# YOUR ASSIGNMENT:
Search the records for the string "info" and return each line that has it.

Excerpts from an interface dataset
::::::::
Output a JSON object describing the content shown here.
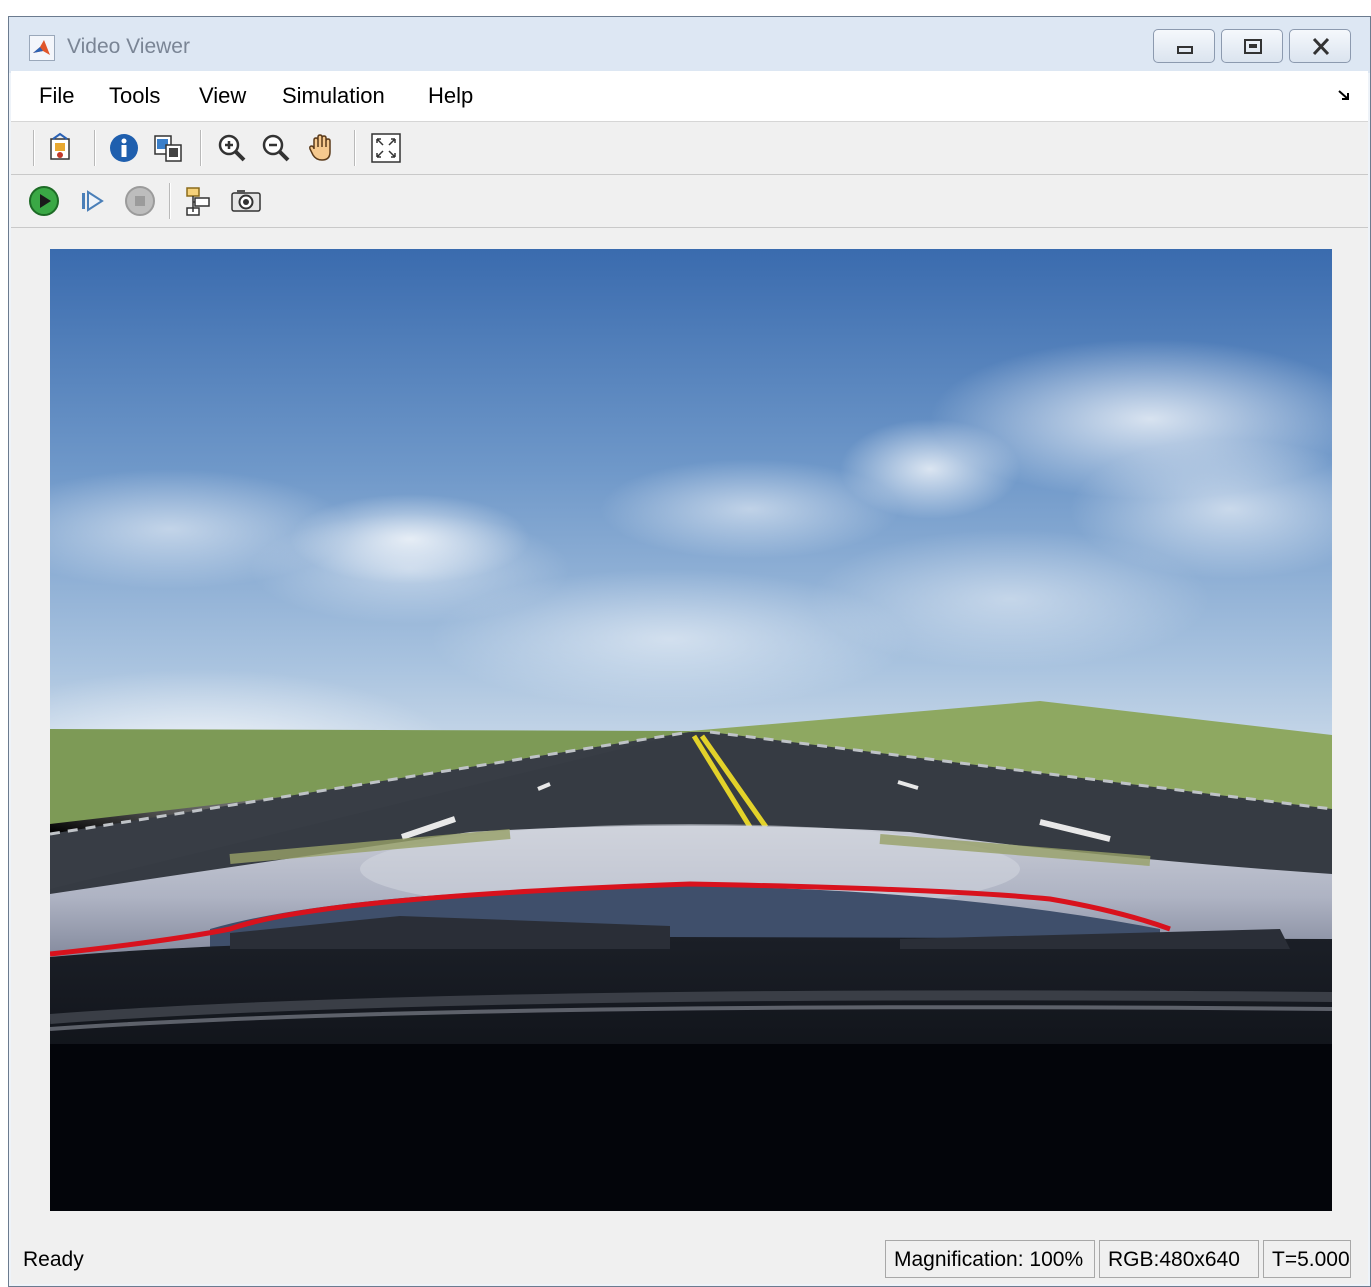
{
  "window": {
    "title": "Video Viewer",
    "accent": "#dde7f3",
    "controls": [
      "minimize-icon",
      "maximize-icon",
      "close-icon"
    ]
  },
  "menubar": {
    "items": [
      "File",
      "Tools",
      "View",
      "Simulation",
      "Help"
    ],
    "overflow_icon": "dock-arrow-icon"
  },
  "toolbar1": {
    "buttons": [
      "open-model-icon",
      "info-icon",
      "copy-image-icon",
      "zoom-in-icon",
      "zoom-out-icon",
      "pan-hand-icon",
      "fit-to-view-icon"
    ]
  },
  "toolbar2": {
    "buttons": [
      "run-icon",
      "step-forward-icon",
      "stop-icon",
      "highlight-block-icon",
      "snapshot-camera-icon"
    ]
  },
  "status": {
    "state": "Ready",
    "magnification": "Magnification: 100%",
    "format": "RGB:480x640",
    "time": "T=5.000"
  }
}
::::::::
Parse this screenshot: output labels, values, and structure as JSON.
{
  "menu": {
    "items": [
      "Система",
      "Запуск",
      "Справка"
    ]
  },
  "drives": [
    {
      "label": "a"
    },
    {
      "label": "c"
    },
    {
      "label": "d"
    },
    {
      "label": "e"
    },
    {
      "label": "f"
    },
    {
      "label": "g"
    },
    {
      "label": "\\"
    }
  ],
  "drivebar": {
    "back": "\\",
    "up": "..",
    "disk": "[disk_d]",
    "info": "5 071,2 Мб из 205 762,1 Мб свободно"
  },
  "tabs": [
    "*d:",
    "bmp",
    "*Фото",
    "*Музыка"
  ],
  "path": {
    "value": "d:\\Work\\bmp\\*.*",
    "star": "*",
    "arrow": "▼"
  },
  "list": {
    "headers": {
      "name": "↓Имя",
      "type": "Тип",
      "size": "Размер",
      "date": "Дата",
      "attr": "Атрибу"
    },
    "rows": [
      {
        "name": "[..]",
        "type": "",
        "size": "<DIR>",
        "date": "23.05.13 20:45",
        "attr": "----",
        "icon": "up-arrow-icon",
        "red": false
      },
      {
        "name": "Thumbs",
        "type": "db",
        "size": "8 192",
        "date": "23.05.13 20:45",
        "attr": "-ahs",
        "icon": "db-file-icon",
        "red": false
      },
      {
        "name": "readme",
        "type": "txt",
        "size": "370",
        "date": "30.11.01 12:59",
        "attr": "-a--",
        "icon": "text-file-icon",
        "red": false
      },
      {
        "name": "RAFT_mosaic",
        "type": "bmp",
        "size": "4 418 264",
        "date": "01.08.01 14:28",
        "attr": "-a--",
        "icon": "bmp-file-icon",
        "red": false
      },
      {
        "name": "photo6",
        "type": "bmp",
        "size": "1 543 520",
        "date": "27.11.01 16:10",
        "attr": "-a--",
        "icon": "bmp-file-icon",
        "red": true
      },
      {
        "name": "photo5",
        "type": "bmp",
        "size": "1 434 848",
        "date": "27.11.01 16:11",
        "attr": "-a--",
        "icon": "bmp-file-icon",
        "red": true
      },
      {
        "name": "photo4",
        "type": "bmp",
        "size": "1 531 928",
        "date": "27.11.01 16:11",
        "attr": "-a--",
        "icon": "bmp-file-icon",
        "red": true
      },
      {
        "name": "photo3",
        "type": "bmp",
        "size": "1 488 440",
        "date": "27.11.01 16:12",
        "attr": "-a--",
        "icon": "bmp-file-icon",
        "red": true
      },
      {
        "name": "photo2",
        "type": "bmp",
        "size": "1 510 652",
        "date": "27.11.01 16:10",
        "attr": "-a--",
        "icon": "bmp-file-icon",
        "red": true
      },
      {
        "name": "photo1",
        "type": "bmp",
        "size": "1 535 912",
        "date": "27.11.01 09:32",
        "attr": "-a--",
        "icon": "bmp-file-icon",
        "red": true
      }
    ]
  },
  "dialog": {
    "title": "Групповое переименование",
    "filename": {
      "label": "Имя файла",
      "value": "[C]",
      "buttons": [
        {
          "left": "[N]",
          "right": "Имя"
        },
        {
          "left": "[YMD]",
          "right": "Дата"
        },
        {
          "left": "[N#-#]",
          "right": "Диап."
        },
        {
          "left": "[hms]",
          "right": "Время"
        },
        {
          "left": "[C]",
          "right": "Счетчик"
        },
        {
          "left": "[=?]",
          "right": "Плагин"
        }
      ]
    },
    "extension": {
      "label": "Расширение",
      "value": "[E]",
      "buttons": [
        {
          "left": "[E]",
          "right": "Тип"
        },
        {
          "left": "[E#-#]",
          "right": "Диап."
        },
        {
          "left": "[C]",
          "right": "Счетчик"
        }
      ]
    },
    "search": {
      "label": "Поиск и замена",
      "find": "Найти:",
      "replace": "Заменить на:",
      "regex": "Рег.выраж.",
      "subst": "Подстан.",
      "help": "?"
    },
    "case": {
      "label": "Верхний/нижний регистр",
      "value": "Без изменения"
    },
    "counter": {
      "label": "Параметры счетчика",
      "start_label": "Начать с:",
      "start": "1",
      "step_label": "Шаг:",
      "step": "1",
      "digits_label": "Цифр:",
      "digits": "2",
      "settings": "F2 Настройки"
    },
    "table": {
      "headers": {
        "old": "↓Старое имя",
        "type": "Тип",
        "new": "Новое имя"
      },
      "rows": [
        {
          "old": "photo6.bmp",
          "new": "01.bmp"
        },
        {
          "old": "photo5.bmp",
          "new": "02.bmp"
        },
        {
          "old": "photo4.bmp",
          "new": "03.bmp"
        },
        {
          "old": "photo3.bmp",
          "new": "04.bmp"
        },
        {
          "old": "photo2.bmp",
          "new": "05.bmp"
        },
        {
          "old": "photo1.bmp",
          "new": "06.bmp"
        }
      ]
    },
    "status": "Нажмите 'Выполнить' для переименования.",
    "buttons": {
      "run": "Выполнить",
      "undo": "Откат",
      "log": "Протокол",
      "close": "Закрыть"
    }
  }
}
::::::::
# EXPECTED ANSWER:
      "info-icon",
    "info": "5 071,2 Мб из 205 762,1 Мб свободно"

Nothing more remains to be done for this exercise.